The list of members appointed in the 33 years since, shows that ‘outstanding service’ is not limited to a few narrow spheres of influence.

Certainly the ranks of the Order have included a number of eminent politicians, public servants and  jurists as might be expected.  However it has also included scientists, philosophers, writers, opera singers, a poet, a golfer, rugby players, Olympic athletes, a surgeon, artists, a ceramicist, an engineer,  trade unionists, businessmen, architects, advocates for the rights of women and Maori, and a filmmaker.

Currently there is also a Cardinal, a Duke and even an Australian – Michael Duffy, the former attorney-general of Australia.

(In case you’re wondering, Mr Duffy was instrumental in negotiating the Closer Economic Relations Trade Agreement between Australia and New Zealand.)

The Order of New Zealand is a broad church and the diversity of its membership says something about us as a country.

That our highest order recognises achievement in all walks of life seems like a very Kiwi demonstration of egalitarianism.

What is also special is that each insignia has a whakapapa – a lineage that is developed each time it is bestowed on a new recipient.  It’s a wonderful physical expression of mana and a link to those who have gone before.  Legends like Sir Edmund Hillary, Douglas Lilburn, Dame Whina Cooper and Janet Frame.

Some of you are the first holders of your particular insignia – Jim Bolger is one.  Others are the second or third generation of holders. 

Sir Ken follows Douglas Lilburn and Alan McDiarmid.  All three having been Professors at Victoria University.

Joy Cowley’s insignia was once worn by the great educationalist Clarence Beeby and then by artist Cliff Whiting.

Helen holds the insignia first bestowed on Sonja Davies.  I think we’d all agree that they could both be described as fearless and formidable leaders.

I pondered for a moment on the thread that connected Sir Lloyd with the initial holder of his insignia – David Lange.  And then I realised that, in their own way, they might both be described as iconoclasts!

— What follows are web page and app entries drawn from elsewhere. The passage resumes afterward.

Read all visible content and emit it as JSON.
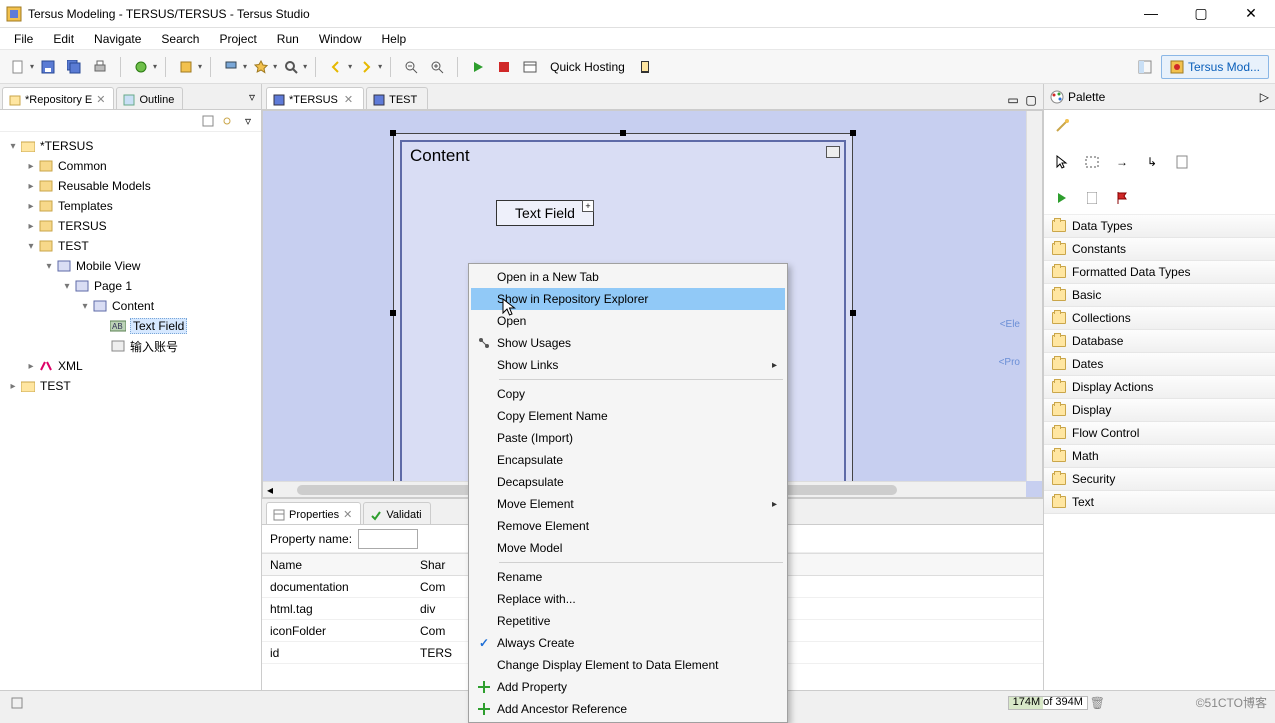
{
  "window": {
    "title": "Tersus Modeling - TERSUS/TERSUS - Tersus Studio",
    "perspective": "Tersus Mod..."
  },
  "menu": [
    "File",
    "Edit",
    "Navigate",
    "Search",
    "Project",
    "Run",
    "Window",
    "Help"
  ],
  "toolbar": {
    "quick_hosting": "Quick Hosting"
  },
  "left": {
    "tab_repo": "*Repository E",
    "tab_outline": "Outline",
    "tree": {
      "root": "*TERSUS",
      "n_common": "Common",
      "n_reusable": "Reusable Models",
      "n_templates": "Templates",
      "n_tersus": "TERSUS",
      "n_test": "TEST",
      "n_mobile": "Mobile View",
      "n_page1": "Page 1",
      "n_content": "Content",
      "n_textfield": "Text Field",
      "n_input_acct": "输入账号",
      "n_xml": "XML",
      "n_test2": "TEST"
    }
  },
  "editor": {
    "tab_tersus": "*TERSUS",
    "tab_test": "TEST",
    "content_title": "Content",
    "text_field": "Text Field",
    "tag_ele": "<Ele",
    "tag_pro": "<Pro"
  },
  "properties": {
    "tab_props": "Properties",
    "tab_valid": "Validati",
    "label_name": "Property name:",
    "head_name": "Name",
    "head_shared": "Shar",
    "rows": [
      {
        "n": "documentation",
        "s": "Com"
      },
      {
        "n": "html.tag",
        "s": "div"
      },
      {
        "n": "iconFolder",
        "s": "Com"
      },
      {
        "n": "id",
        "s": "TERS"
      }
    ]
  },
  "palette": {
    "title": "Palette",
    "items": [
      "Data Types",
      "Constants",
      "Formatted Data Types",
      "Basic",
      "Collections",
      "Database",
      "Dates",
      "Display Actions",
      "Display",
      "Flow Control",
      "Math",
      "Security",
      "Text"
    ]
  },
  "context_menu": {
    "items": [
      {
        "t": "Open in a New Tab"
      },
      {
        "t": "Show in Repository Explorer",
        "hl": true
      },
      {
        "t": "Open"
      },
      {
        "t": "Show Usages",
        "icon": "usages"
      },
      {
        "t": "Show Links",
        "sub": true
      },
      {
        "sep": true
      },
      {
        "t": "Copy"
      },
      {
        "t": "Copy Element Name"
      },
      {
        "t": "Paste (Import)"
      },
      {
        "t": "Encapsulate"
      },
      {
        "t": "Decapsulate"
      },
      {
        "t": "Move Element",
        "sub": true
      },
      {
        "t": "Remove Element"
      },
      {
        "t": "Move Model"
      },
      {
        "sep": true
      },
      {
        "t": "Rename"
      },
      {
        "t": "Replace with..."
      },
      {
        "t": "Repetitive"
      },
      {
        "t": "Always Create",
        "chk": true
      },
      {
        "t": "Change Display Element to Data Element"
      },
      {
        "t": "Add Property",
        "icon": "add"
      },
      {
        "t": "Add Ancestor Reference",
        "icon": "add"
      }
    ]
  },
  "status": {
    "mem_used": "174M",
    "mem_total": " of 394M",
    "watermark": "©51CTO博客"
  }
}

You are all connected to each other, not just by the letters ONZ and the insignia that you wear, but by what you represent.

Alongside your achievements, you have been selected on the basis that you embody what is best about Aotearoa New Zealand.

Often foreign guests and diplomats express to me their admiration for New Zealand, especially noting our stable and balanced system of government, our sense of fairness, our tolerance and our continued support of an international multilateral rules based system and the rule of law. 

They ask how these values and our commitment to a fact-based approach in dealing with crises and challenges, remain relatively intact, in a world where xenophobia and what philosopher Philip Kitcher describes as ‘vulgar democracy’ are gaining uncomfortably strong followings, even in so-called Western democracies.

Well, the answer lies in the experiences and history we have grown up with.  Those values are represented by all of you here this evening.  The thought leadership and courage that you have each shown in your own careers and the role models that you have been, and continue to be, for generations of younger New Zealanders.  Your stories, and those of the ONZ holders before you, are your legacy for our country.  Our current leaders truly do stand on the shoulders of giants.

I thank you for what you have done to make Aotearoa New Zealand a country to be truly proud of.

As host, it is my duty to speak.  But on nights like this, when there is such a wealth of knowledge and talent gathered, I feel we have it the wrong way round.   I  should be listening to you as you share your wisdom and experience!   David and I look forward to doing just that over dinner.

Kia ora huihui tātou katoa  and Bon appetit!

MIL OSI